“I’m going to try a roll cast, since I don’t have a lot of room,” he said.
Mahar, traveling with his family, said he cast his first line when he was 12. His son, 7-year-old Max, was on his second day of fly-fishing and “already addicted.” Casting a few yards downriver from his father, he had a little trouble keeping his line out of the rapids.
Near the launch, Molly Mahar thumbed through "50 Things Wacky Animals Do" with Juliet. Juliet, 5, occasionally wandered off to climb rocks nearby or cross the wooden studs of the launch.
For their summer vacation, the Mahars went on a road trip from their cabin in Washington state, to Helena, and back for Molly’s high school reunion.
Wherever the river looked ideal, they stopped and unpacked the fly rods.
"We haven't stopped nearly as often as I'd like," Ken said.
While Ken and Max prefer fishing, Molly said she and Juliet are the adventurers. Despite learning how to ford a river and scaling several boulders during their trip, neither made it onto Juliet’s list of her favorite things about Montana.
When asked, she said she liked the pizza she ate at Seeley Lake, and the Symphony Under the Stars fireworks show in Helena.
“We’ve been driving and fishing, and driving and fishing, then hiking and then finding a camp the whole way,” Molly said.

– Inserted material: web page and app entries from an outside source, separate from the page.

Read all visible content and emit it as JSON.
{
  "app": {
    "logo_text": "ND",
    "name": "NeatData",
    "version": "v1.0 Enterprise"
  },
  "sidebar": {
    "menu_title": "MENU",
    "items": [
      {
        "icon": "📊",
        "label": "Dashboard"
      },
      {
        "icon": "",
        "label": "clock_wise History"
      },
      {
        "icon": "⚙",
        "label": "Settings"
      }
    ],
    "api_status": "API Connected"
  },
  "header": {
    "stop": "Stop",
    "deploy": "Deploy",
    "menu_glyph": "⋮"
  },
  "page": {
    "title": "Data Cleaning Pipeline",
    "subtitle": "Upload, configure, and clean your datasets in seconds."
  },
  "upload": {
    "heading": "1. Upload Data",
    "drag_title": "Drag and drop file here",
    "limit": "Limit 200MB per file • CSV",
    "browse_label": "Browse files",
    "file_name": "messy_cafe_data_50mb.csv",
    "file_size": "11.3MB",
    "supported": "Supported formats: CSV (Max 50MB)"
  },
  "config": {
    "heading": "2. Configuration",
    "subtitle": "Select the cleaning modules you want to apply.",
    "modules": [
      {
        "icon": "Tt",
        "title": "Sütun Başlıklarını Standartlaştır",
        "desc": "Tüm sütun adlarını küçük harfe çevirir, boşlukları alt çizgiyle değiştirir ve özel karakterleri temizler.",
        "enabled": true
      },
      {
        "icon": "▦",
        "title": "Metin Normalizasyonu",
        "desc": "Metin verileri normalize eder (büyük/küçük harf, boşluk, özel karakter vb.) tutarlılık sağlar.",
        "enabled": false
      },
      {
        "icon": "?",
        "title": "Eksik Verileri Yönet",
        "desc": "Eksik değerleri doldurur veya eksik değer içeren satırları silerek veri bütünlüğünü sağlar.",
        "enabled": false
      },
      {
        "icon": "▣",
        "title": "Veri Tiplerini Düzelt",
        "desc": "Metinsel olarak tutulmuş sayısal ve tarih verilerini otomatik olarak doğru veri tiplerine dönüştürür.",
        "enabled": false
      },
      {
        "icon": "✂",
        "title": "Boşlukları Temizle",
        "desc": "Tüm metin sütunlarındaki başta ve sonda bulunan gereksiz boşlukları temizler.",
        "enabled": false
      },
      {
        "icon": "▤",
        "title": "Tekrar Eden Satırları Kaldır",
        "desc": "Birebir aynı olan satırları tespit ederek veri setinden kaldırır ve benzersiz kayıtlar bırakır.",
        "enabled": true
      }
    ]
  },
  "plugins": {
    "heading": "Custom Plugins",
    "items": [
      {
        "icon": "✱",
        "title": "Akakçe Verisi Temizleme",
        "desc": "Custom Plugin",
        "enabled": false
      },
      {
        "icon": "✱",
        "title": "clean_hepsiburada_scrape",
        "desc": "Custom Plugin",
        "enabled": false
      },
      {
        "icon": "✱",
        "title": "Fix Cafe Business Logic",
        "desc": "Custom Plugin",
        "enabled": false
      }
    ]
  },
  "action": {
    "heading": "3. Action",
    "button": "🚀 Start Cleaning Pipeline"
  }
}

So progress had been slow, with not nearly as many stops as Ken would like.
“The lure of the Blackfoot was too much,” she said.